Simon Estes (b. 1938)
by Randye Jones
Simon Estes was born in Centerville, Iowa, on February 2, 1938. His
father was a coal miner. He, his brother, and two sisters were given a
religious upbringing. Estes was a boy soprano in a local Baptist church.
His voice did not change until his senior year in high school, and for
about three years, his vocal ability was limited. He did, however, sing
tenor in the chorus at the University of Iowa. While there, he began
study with Charles Kellis, who reclassified Estes as a bass-baritone and
taught him vocal technique, diction and interpretation.
Kellis also was responsible for exposing Estes to opera through recordings
of artists such as Leontyne Price. Estes was admitted to Juilliard in 1964
to continue his studies. He later received a grant to study abroad where,
in 1965, he made his professional debut as Ramfis in Aida at the
Deutsche Oper in Berlin. In 1966, he received the bronze medal at the
Tchaikovsky Competition in Moscow.
In 1978, Estes became the first male African-American to sing a major role
on the stage at Bayreuth. He sang the title role in Der fliegende
Hollander, which he considers his best, if most demanding, role. For a
time, he did mostly lieder recitals and opera performances on a more
limited basis. Estes credited that as a primary reason for the warmth and
musicality of his voice.
Estes made his Metropolitan Opera debut on January 4, 1982, as the
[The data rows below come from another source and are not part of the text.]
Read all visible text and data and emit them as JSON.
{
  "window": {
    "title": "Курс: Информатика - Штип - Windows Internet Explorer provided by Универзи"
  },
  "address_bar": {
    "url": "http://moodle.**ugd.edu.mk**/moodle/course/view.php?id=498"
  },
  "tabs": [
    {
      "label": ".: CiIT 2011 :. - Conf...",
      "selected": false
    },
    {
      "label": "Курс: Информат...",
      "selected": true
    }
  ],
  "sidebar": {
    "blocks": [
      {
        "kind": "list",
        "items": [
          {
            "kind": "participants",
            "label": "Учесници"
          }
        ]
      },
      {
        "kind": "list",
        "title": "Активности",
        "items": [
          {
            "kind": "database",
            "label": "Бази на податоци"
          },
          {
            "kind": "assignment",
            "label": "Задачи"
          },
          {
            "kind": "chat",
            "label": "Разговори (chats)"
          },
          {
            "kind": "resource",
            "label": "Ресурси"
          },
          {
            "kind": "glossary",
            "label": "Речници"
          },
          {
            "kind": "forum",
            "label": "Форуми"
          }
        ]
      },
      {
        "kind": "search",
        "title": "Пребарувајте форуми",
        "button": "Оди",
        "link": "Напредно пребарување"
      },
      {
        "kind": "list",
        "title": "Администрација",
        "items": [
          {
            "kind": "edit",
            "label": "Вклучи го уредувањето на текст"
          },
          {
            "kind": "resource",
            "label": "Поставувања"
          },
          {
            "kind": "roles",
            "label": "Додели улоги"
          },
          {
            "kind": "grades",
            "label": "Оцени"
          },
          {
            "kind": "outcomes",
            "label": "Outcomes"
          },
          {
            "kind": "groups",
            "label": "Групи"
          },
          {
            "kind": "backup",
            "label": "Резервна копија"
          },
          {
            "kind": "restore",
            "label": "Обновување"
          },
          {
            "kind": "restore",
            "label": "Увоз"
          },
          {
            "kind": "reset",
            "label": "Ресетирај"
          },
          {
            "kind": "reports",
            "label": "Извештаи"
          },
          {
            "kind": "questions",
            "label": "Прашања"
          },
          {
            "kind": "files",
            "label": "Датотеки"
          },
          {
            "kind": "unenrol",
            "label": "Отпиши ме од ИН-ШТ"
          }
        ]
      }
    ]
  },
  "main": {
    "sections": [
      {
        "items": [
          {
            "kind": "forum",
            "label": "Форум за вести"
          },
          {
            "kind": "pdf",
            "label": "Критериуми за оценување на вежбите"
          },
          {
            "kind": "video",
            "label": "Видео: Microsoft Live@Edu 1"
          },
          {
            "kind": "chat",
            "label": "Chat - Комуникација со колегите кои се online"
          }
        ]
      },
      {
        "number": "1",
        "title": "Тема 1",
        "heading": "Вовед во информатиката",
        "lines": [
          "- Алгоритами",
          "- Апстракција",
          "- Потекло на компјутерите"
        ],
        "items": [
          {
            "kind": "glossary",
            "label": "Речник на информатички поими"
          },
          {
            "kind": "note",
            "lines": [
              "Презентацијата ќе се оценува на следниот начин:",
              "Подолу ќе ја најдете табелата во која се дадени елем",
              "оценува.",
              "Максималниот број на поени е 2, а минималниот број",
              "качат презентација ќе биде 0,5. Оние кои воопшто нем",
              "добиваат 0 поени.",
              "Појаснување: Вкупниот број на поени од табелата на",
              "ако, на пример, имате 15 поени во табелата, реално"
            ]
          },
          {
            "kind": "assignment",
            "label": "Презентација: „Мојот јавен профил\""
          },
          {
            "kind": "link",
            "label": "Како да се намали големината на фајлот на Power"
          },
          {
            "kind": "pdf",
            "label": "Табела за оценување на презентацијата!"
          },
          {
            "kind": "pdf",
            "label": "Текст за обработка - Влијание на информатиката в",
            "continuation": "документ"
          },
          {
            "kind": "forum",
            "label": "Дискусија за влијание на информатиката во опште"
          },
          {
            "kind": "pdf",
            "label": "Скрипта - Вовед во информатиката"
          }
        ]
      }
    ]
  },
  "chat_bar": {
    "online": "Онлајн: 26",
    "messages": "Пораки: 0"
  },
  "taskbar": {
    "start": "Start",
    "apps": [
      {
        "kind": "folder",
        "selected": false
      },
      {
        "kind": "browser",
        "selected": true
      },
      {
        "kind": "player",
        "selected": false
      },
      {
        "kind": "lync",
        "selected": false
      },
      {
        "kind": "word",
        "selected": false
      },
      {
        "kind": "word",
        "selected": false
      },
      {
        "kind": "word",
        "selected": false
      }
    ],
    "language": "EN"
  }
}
Landgrave in Wagner's Tannhauser. He preformed internationally
both on the operatic and concert stages. Among his many achievements, he
sang the role of Amonasro in Leontyne Price's finale at the Met in 1985.
He also has joined the faculty at Juilliard. He is currently the The F. Wendell Miller Distinguished Artist in Residence at the Iowa State University's Department of Music and Theatre.
Estes has a big voice with a natural, warm texture. He is a
bass-baritone whose velvety tone adds a unique touch to the Wagnerian
roles he sings.
Musical excerpt: "I Got Plentyof Nuttin'" from Porgy and Bess by George Gershwin. Recorded by Simon Estes, date unknown, companion CD to the book